Friendship is a topic as old as we are. The nature and meaning of friendship have been plumbed by the greatest thinkers in all of history so when I read the postaday 2011 topic of the day I was loath to add my own opinions to such an illustrious list. What could I say that had not already been said far better by someone else?
Aristotle, an acute observer of humanity, said that “a friend to all is a friend to none”, pointing out that you can’t like everyone and still remain true to yourself. He also said that “wishing to be friends is quick work, but friendship is a slow ripening fruit” and so it is that there is not time enough to become truly intimate with more than a few other souls in this life. This means that regardless of how many facebook friends that you can claim the real circle of friends will always be small. Scientific studies indicate that we can perhaps include as many as 150-300 people in our group called friends but in reality that represents a much wider circle than what most of us would refer to as genuine pals.
In his Rules of Civility George Washington says “Be courteous to all, but intimate with few, and let those few be well tried before you give them your confidence”. So it is apparent that the choices we make in friendship affect our lives and few of us are willing to open up and show ourselves to the whole world. This makes us all restrict our true friendship to only those few who we share the most in common. Sometimes our friends are those who dislike the same people that we dislike, there is no rule upon which friendship is founded but as Thomas Aquinas said “There is nothing on this earth more to be prized than true friendship”.
Friends can be transient as we pass through different social circles and as Emerson once remarked “A man’s growth is seen in the successive choirs of his friends” and our choice of friends often defines who or what we are in a larger social context. John Gay wrote
Who friendship with a knave hath made,
Is judged a partner in the trade.
We are often influenced by the company that we keep and in the days of 1000 friends on social networks it is all that much easier to be led away from one’s true friends to an empty cyber social scene that meets in chat rooms. Do we ever really get to know these cyber friends at all? Without the benefit of physically spending time with people can we ever really know if they are being straight with us, if they are real or imaginary, a façade.
Most importantly though, we can see ourselves through the eyes of our closest companions just as they see themselves through our own eyes. This process involves a certain amount of acceptance on both parts, a chance to trust someone enough to lower our walls and let them share our real self. Of all of the people that we know there are very few that any of us know that we could count on in a crisis. As Euripides points out “Friends show their love – in times of trouble, not in happiness” just as in those very times of happiness we enjoy our company of friends for its quality and genuineness. All of us would hope to be able to say, as Yeats puts it “Think where man’s glory most begins and ends, and say my glory was I had such friends”.

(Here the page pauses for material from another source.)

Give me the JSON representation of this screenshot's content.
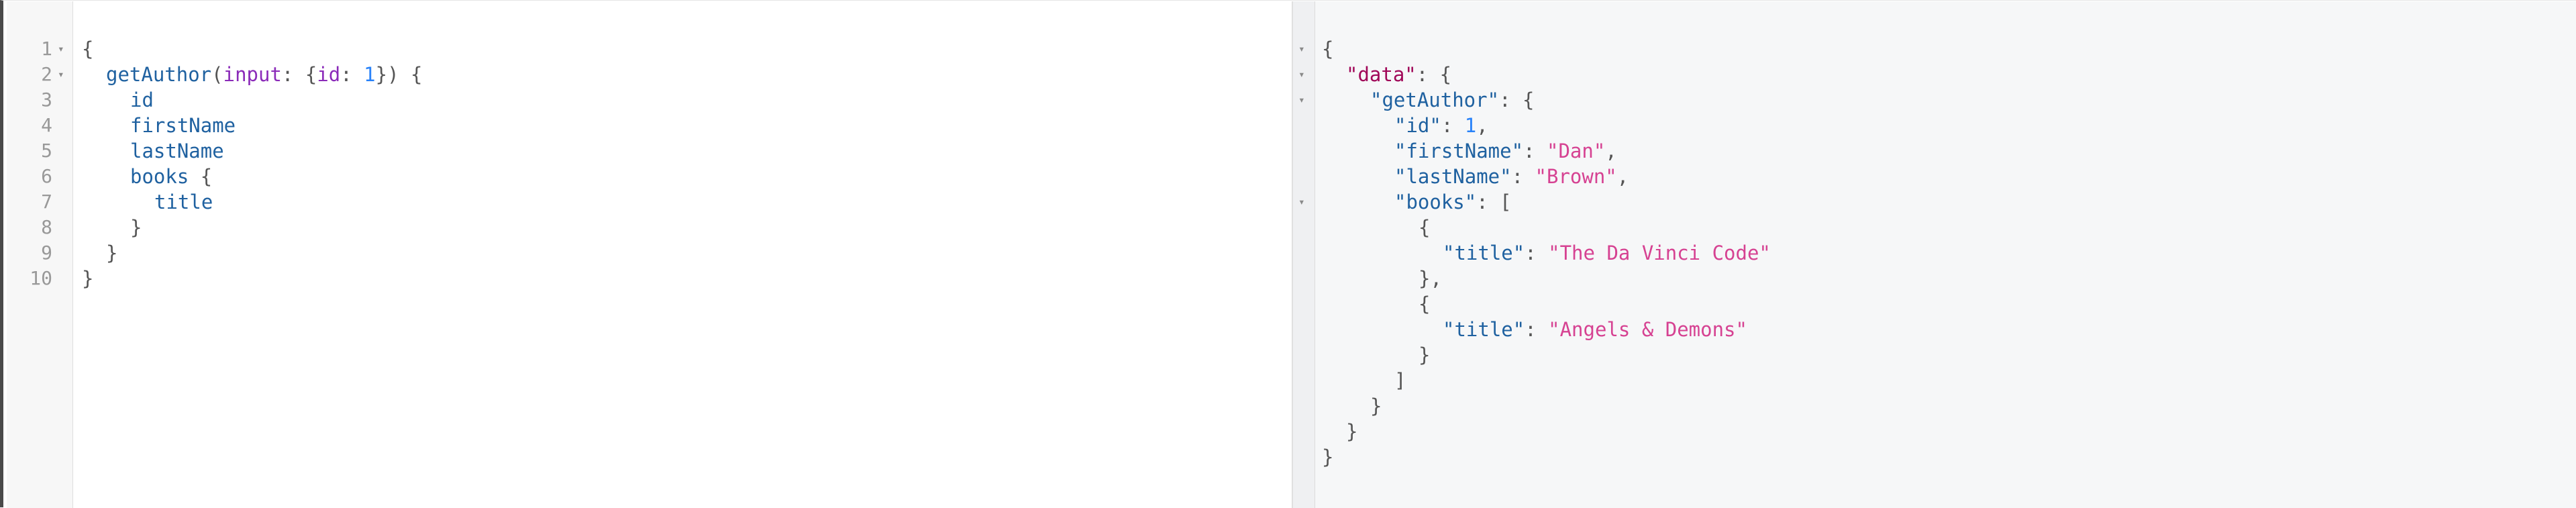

How many friends can we have? We can have as many, or as few, as we need. The world is filled with people that will pass by but as Marlene Dietrich put it, “It’s the friends you can call up at 4 a.m. that matter.”